● What is needed:
Only lines containing the word "source" belong in the answer; copy each one from the records.

Given data Block Start

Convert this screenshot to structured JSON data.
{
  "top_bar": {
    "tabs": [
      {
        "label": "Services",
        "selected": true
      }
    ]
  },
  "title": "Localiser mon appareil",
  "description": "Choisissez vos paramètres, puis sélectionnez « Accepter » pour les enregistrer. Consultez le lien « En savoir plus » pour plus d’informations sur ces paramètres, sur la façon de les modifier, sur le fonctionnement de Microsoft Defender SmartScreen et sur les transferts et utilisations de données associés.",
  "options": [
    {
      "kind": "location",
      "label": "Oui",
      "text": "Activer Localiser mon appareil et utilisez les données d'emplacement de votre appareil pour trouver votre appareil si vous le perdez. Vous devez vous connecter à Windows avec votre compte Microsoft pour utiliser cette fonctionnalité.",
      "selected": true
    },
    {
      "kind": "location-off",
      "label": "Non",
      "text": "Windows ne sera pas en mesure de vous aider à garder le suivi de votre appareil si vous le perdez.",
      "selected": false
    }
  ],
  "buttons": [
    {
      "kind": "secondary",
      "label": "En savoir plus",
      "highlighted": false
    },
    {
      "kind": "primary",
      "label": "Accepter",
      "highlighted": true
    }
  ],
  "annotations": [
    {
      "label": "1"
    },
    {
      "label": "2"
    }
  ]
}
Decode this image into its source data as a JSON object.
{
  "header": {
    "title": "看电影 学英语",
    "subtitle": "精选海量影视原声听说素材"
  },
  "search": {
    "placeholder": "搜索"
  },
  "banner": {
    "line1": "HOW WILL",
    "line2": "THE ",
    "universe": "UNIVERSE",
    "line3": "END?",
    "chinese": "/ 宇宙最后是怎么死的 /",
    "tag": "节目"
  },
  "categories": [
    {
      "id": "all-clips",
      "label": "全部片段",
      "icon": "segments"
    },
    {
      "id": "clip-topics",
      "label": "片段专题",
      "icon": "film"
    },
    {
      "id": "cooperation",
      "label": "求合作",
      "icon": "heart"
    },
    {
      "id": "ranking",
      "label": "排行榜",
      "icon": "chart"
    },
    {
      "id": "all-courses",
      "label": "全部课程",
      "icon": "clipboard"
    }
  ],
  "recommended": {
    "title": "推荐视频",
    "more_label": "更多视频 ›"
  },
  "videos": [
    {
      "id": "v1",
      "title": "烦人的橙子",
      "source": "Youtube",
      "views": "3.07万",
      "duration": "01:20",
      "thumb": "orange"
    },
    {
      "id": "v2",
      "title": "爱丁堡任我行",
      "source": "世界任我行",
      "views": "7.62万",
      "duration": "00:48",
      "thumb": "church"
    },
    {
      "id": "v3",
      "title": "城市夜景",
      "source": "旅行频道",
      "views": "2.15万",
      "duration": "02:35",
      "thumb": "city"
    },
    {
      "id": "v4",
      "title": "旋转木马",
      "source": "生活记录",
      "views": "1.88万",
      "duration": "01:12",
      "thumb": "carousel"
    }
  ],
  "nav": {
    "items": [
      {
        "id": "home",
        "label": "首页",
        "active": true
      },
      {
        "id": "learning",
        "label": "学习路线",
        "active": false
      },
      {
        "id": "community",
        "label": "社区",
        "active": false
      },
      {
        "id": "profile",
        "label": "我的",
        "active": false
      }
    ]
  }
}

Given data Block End

● Response box:
Decode this image into its source data as a JSON object.
      "source": "Youtube",
      "source": "世界任我行",
      "source": "旅行频道",
      "source": "生活记录",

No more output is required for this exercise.